Finally and as a last word on this issue there is a new phenomenon in the matter of the popular religiosity attending on our Blessed Mother’s connection with the rosary. Every one prays the rosary. The Magisterium has had to caution the faithful against praying the rosary (and other devotions and novenas too) during Holy Mass.
Specifically, here is the issue of whether :
"Say the Rosary every day...Pray, pray a lot and offer sacrifices for sinners...I am Our Lady of the Rosary. Only I will be able to help you...In the end My Immaculate Heart will triumph." ---Our Lady at Fatima
On the first, there was this historical event called the Battle of Lepanto in 1571, following which we have another addition:
Hail Mary. By way of parenthetical note, it was upon the news of this tremendous victory that St. Pius V ordered the now familiar second stanza of the Ave Maria to be added: “Holy Mary, Mother of God.” This new phrase is lifted directly from the words the Blessed Mother herself pronounced in Tepeyác to the Aztec Juandiego in the early dawn of December 9, 1531:
I am...the Holy Mary, Mother Of The Truest God
Yo soy...la Santa Maria, Madre del verdaderisimo Dios
NEHUATL...SANTA MARIA IN INANTZIN IN HUEL NEL-LI TEOTL DIOS.
Previous to this, the Hail Mary only consisted of the Shalom salutation of the archangel Gabriel, the Canticle of praise of her cousin Elizabeth, and the last word “Jesus", added by the ancient Church. The last phrase “Pray for us, sinners, now and at the hour of our death” is attributed to the great Marian apostle, St. Louis Grignon de Monfort.
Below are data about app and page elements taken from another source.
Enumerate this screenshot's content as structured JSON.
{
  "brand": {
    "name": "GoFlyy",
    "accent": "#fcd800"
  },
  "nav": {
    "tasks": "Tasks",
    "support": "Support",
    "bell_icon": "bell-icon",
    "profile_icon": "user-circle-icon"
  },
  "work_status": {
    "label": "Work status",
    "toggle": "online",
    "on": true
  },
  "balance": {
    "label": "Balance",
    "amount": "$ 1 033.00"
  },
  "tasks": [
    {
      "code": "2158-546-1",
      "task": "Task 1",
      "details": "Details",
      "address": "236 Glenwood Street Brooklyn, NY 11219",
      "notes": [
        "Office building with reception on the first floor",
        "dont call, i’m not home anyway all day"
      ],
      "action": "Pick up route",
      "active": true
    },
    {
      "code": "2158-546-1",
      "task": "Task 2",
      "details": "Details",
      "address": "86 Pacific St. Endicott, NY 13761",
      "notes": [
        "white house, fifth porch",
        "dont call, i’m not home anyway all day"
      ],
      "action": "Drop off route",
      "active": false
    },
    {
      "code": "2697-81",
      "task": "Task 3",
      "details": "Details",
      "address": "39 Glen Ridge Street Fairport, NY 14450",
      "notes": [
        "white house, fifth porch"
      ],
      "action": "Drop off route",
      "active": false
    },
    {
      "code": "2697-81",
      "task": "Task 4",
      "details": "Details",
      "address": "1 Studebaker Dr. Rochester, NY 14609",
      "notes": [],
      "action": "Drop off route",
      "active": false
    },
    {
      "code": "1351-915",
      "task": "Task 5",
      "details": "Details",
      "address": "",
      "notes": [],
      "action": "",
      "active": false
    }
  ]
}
Why not then add the definitive touch to the Hail Mary which is her mystical motherhood of humankind given her by Her Son in Calvary
“Woman, behold, your son” (John 19:26),
and claimed by Mary Herself in Tepeyac?
Am I not here, I who am your Mother?
¿No estoy aquí, yo que soy tu Madre?
CUIX AHMO NICAN NICA NIMONANTZIN?
Thus, “Holy Mary, Mother of God and our Mother.”
The Hail Mary — why indeed isn't the ‘our Mother’ in it?
And behind all this is another controversy of whether it was Nuestra Señora del Rosario, to whom the rosary was recited by all of Catholic Europe as the battle of Lepanto raged, or Nuestra Señora de Guadalupe who interceded for the cause of the victory of the Christian squadrons. St Pius V established October 7 as the Feast of Our Lady of Victory, but his successor Gregory XIII changed the feast to Our Lady of the Most Holy Rosary and decreed that the month of October be devoted to the Rosary.
Be that as it may, historians attest that the crew of the battle-flagship of the Genoese Squadron under the command of its Admiral, the Prince Andrea Doria, attribute the victory to the intercession of our Lady of Guadalupe. (ibid. A Handbook on Guadalupe, Dr. Charles J. Wahlig). It was precisely when the battle was already lost to the Turks when the Commendatore Andrea Doria and his crew prayed for help before the image of She Who Vanquishes the Serpent that the great wind arose out of nowhere and swept away the ships of the Janissary Ali Pasha enabling the Christians to turn certain defeat into victory.
(excerpt from Tepeyac — Our Lady of 'Guadalupe' revisited)
In the Asian archipelago before it became the Philippine Islands.
Long before the Spaniards brought Christianity, there is the exciting story from the mountains of Zambales in the island of Luzon that the head of an Aeta tribe received a visitation from the Blessed Mother of God. The information on this folklore is clouded by controversy occasioned by the zealous defense of the historicity of this event.bordering on invention.